>>>>>
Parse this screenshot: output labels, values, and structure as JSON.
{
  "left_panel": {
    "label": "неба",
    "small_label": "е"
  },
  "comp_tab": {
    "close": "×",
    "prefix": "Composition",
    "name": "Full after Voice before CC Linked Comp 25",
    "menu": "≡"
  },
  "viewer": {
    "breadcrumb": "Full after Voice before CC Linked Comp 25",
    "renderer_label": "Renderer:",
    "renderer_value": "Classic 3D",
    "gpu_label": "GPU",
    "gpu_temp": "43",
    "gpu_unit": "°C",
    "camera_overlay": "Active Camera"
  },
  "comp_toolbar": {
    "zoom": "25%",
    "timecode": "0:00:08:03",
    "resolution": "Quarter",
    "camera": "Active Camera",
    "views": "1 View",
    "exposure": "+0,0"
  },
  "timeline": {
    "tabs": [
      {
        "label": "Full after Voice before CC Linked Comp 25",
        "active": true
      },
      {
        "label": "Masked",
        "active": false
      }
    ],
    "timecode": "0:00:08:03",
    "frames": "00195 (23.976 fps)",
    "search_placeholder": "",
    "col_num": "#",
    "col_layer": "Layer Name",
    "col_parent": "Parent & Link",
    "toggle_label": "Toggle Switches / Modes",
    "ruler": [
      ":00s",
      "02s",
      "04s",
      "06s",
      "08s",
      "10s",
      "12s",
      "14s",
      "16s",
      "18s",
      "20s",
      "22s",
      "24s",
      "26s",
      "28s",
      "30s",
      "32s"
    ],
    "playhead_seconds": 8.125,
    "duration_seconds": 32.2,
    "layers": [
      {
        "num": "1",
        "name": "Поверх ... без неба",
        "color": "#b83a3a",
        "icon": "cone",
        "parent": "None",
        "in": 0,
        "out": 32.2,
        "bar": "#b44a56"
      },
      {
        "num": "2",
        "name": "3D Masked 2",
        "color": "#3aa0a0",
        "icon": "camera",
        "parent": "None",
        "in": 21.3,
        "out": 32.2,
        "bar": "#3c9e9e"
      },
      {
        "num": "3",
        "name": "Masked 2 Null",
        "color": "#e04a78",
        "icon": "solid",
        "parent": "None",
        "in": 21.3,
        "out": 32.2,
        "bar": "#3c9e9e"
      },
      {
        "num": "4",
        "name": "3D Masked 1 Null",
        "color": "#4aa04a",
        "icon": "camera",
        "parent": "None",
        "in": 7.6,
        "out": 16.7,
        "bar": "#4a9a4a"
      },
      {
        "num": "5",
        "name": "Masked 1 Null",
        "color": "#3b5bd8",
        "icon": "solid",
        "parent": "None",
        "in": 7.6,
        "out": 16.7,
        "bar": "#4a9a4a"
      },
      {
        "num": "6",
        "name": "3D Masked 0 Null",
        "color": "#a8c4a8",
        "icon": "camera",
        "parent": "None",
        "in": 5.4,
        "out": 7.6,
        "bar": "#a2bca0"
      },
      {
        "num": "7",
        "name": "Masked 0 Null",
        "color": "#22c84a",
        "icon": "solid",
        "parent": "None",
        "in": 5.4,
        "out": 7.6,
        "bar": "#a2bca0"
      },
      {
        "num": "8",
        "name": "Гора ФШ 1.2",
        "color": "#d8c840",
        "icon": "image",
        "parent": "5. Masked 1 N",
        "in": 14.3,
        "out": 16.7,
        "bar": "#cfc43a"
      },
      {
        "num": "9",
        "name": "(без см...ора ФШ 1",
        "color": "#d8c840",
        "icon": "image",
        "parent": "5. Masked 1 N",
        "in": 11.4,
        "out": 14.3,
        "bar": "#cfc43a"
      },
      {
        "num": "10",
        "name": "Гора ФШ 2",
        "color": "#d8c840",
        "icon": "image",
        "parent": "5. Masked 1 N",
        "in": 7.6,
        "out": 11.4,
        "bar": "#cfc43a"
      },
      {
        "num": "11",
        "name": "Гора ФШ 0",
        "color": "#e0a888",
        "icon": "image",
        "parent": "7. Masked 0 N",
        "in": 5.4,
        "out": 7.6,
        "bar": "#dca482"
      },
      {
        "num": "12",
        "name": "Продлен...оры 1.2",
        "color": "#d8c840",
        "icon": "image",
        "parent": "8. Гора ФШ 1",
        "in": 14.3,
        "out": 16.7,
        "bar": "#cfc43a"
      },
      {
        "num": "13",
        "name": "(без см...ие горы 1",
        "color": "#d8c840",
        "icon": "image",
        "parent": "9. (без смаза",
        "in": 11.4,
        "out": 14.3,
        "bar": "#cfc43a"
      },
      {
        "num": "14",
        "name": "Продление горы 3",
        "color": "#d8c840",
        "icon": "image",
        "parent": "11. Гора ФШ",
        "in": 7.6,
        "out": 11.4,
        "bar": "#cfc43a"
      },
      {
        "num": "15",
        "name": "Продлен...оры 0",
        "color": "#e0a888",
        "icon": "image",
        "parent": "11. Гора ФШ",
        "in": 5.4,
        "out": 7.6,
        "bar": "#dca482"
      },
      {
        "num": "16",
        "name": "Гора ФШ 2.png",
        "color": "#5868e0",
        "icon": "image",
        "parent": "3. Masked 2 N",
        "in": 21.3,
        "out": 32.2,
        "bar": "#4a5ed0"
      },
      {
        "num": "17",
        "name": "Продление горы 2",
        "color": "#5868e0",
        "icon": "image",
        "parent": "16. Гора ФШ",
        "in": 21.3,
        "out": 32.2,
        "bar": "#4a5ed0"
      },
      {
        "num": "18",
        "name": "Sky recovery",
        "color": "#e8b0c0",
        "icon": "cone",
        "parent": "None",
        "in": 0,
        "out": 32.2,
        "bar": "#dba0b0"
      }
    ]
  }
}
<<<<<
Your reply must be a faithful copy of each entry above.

Parse this screenshot: output labels, values, and structure as JSON.
{
  "left_panel": {
    "label": "неба",
    "small_label": "е"
  },
  "comp_tab": {
    "close": "×",
    "prefix": "Composition",
    "name": "Full after Voice before CC Linked Comp 25",
    "menu": "≡"
  },
  "viewer": {
    "breadcrumb": "Full after Voice before CC Linked Comp 25",
    "renderer_label": "Renderer:",
    "renderer_value": "Classic 3D",
    "gpu_label": "GPU",
    "gpu_temp": "43",
    "gpu_unit": "°C",
    "camera_overlay": "Active Camera"
  },
  "comp_toolbar": {
    "zoom": "25%",
    "timecode": "0:00:08:03",
    "resolution": "Quarter",
    "camera": "Active Camera",
    "views": "1 View",
    "exposure": "+0,0"
  },
  "timeline": {
    "tabs": [
      {
        "label": "Full after Voice before CC Linked Comp 25",
        "active": true
      },
      {
        "label": "Masked",
        "active": false
      }
    ],
    "timecode": "0:00:08:03",
    "frames": "00195 (23.976 fps)",
    "search_placeholder": "",
    "col_num": "#",
    "col_layer": "Layer Name",
    "col_parent": "Parent & Link",
    "toggle_label": "Toggle Switches / Modes",
    "ruler": [
      ":00s",
      "02s",
      "04s",
      "06s",
      "08s",
      "10s",
      "12s",
      "14s",
      "16s",
      "18s",
      "20s",
      "22s",
      "24s",
      "26s",
      "28s",
      "30s",
      "32s"
    ],
    "playhead_seconds": 8.125,
    "duration_seconds": 32.2,
    "layers": [
      {
        "num": "1",
        "name": "Поверх ... без неба",
        "color": "#b83a3a",
        "icon": "cone",
        "parent": "None",
        "in": 0,
        "out": 32.2,
        "bar": "#b44a56"
      },
      {
        "num": "2",
        "name": "3D Masked 2",
        "color": "#3aa0a0",
        "icon": "camera",
        "parent": "None",
        "in": 21.3,
        "out": 32.2,
        "bar": "#3c9e9e"
      },
      {
        "num": "3",
        "name": "Masked 2 Null",
        "color": "#e04a78",
        "icon": "solid",
        "parent": "None",
        "in": 21.3,
        "out": 32.2,
        "bar": "#3c9e9e"
      },
      {
        "num": "4",
        "name": "3D Masked 1 Null",
        "color": "#4aa04a",
        "icon": "camera",
        "parent": "None",
        "in": 7.6,
        "out": 16.7,
        "bar": "#4a9a4a"
      },
      {
        "num": "5",
        "name": "Masked 1 Null",
        "color": "#3b5bd8",
        "icon": "solid",
        "parent": "None",
        "in": 7.6,
        "out": 16.7,
        "bar": "#4a9a4a"
      },
      {
        "num": "6",
        "name": "3D Masked 0 Null",
        "color": "#a8c4a8",
        "icon": "camera",
        "parent": "None",
        "in": 5.4,
        "out": 7.6,
        "bar": "#a2bca0"
      },
      {
        "num": "7",
        "name": "Masked 0 Null",
        "color": "#22c84a",
        "icon": "solid",
        "parent": "None",
        "in": 5.4,
        "out": 7.6,
        "bar": "#a2bca0"
      },
      {
        "num": "8",
        "name": "Гора ФШ 1.2",
        "color": "#d8c840",
        "icon": "image",
        "parent": "5. Masked 1 N",
        "in": 14.3,
        "out": 16.7,
        "bar": "#cfc43a"
      },
      {
        "num": "9",
        "name": "(без см...ора ФШ 1",
        "color": "#d8c840",
        "icon": "image",
        "parent": "5. Masked 1 N",
        "in": 11.4,
        "out": 14.3,
        "bar": "#cfc43a"
      },
      {
        "num": "10",
        "name": "Гора ФШ 2",
        "color": "#d8c840",
        "icon": "image",
        "parent": "5. Masked 1 N",
        "in": 7.6,
        "out": 11.4,
        "bar": "#cfc43a"
      },
      {
        "num": "11",
        "name": "Гора ФШ 0",
        "color": "#e0a888",
        "icon": "image",
        "parent": "7. Masked 0 N",
        "in": 5.4,
        "out": 7.6,
        "bar": "#dca482"
      },
      {
        "num": "12",
        "name": "Продлен...оры 1.2",
        "color": "#d8c840",
        "icon": "image",
        "parent": "8. Гора ФШ 1",
        "in": 14.3,
        "out": 16.7,
        "bar": "#cfc43a"
      },
      {
        "num": "13",
        "name": "(без см...ие горы 1",
        "color": "#d8c840",
        "icon": "image",
        "parent": "9. (без смаза",
        "in": 11.4,
        "out": 14.3,
        "bar": "#cfc43a"
      },
      {
        "num": "14",
        "name": "Продление горы 3",
        "color": "#d8c840",
        "icon": "image",
        "parent": "11. Гора ФШ",
        "in": 7.6,
        "out": 11.4,
        "bar": "#cfc43a"
      },
      {
        "num": "15",
        "name": "Продлен...оры 0",
        "color": "#e0a888",
        "icon": "image",
        "parent": "11. Гора ФШ",
        "in": 5.4,
        "out": 7.6,
        "bar": "#dca482"
      },
      {
        "num": "16",
        "name": "Гора ФШ 2.png",
        "color": "#5868e0",
        "icon": "image",
        "parent": "3. Masked 2 N",
        "in": 21.3,
        "out": 32.2,
        "bar": "#4a5ed0"
      },
      {
        "num": "17",
        "name": "Продление горы 2",
        "color": "#5868e0",
        "icon": "image",
        "parent": "16. Гора ФШ",
        "in": 21.3,
        "out": 32.2,
        "bar": "#4a5ed0"
      },
      {
        "num": "18",
        "name": "Sky recovery",
        "color": "#e8b0c0",
        "icon": "cone",
        "parent": "None",
        "in": 0,
        "out": 32.2,
        "bar": "#dba0b0"
      }
    ]
  }
}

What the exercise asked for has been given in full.